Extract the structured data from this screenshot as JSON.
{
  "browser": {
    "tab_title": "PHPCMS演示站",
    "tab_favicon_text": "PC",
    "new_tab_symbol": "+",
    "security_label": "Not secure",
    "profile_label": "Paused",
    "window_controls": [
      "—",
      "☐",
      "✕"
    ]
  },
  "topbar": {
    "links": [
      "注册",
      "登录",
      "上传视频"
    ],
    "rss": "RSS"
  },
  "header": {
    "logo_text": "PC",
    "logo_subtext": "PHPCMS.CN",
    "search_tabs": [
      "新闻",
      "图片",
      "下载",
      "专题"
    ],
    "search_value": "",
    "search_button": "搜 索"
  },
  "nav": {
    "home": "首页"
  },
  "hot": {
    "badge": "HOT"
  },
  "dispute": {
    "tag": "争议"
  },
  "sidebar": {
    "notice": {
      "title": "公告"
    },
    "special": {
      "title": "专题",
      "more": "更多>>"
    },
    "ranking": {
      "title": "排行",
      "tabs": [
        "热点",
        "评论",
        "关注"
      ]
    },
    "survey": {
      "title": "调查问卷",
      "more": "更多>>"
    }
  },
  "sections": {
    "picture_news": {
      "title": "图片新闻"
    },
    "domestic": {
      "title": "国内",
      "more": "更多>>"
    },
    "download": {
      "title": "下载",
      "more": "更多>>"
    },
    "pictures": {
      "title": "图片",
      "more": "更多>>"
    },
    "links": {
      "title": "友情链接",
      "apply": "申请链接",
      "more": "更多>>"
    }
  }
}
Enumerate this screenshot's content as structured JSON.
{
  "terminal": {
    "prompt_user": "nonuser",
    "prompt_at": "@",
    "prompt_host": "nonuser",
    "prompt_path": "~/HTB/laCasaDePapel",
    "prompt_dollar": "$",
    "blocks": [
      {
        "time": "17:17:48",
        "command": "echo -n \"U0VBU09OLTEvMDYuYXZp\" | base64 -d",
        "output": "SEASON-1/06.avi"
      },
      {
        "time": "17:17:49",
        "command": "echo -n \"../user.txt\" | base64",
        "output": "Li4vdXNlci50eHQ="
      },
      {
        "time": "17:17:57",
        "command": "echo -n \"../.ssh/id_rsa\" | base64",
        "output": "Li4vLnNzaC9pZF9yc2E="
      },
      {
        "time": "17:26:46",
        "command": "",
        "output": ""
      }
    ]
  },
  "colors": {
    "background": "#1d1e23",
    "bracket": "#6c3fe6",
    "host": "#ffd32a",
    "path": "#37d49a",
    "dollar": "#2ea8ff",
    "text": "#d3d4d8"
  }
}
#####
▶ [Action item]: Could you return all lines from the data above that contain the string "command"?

▶ [Output below]:
        "command": "echo -n \"U0VBU09OLTEvMDYuYXZp\" | base64 -d",
        "command": "echo -n \"../user.txt\" | base64",
        "command": "echo -n \"../.ssh/id_rsa\" | base64",
        "command": "",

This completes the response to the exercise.